▸ Exercise objective
Scan the records below. Report the number of lines containing the word "error", and nothing more.

** Opening Input material block **

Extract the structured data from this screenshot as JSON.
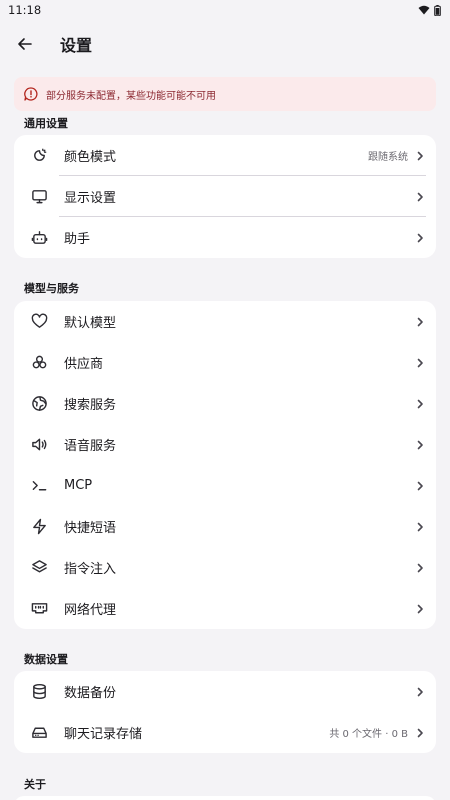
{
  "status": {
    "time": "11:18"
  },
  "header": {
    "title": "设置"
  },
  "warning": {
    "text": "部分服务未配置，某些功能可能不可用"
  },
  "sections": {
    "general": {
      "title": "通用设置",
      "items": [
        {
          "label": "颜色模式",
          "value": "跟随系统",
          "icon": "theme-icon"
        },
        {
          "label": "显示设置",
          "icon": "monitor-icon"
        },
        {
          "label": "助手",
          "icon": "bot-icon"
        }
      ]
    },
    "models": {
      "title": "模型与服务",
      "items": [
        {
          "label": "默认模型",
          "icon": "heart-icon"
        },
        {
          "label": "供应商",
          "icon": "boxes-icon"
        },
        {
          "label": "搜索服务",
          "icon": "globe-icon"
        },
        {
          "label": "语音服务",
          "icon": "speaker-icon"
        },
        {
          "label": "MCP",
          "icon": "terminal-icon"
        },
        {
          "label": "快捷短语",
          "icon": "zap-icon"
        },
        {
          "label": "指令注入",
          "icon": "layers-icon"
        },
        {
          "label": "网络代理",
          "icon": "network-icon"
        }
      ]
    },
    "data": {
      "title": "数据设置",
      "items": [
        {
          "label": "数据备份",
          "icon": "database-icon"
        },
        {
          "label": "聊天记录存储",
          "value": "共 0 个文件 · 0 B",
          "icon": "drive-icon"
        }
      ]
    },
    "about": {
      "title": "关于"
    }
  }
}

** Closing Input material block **
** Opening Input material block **

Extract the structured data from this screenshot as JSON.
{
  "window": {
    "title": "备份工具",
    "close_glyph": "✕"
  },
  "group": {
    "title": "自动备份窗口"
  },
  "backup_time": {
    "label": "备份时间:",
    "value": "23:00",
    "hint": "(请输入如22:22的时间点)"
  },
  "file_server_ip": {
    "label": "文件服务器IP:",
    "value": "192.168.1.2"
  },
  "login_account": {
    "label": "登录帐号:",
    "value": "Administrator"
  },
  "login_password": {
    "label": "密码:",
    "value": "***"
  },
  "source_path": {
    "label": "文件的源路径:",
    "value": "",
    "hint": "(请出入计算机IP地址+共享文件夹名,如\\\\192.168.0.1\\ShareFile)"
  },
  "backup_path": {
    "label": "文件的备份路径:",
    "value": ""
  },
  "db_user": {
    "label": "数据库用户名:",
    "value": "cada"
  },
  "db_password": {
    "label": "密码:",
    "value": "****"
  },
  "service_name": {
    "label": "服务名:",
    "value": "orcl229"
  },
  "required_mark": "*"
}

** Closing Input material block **
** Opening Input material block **

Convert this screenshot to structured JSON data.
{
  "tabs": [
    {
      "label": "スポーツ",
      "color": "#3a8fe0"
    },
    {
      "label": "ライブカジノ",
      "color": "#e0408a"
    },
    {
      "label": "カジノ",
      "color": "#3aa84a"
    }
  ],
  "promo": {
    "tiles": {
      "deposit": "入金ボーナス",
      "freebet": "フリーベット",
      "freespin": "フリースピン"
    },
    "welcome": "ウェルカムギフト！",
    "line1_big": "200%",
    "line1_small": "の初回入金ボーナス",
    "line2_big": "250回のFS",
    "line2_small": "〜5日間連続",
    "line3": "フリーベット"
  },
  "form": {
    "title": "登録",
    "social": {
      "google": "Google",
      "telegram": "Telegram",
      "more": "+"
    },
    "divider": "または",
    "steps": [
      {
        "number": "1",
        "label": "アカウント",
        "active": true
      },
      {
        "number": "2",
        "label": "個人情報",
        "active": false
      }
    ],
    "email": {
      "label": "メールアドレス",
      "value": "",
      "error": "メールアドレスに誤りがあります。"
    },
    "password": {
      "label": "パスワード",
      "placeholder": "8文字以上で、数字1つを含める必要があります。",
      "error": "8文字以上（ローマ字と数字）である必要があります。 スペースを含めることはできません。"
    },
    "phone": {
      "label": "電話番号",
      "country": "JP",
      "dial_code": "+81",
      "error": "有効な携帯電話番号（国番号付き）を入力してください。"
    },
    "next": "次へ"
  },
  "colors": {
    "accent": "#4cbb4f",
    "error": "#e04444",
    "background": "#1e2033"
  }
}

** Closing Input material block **

▸ The completed task
4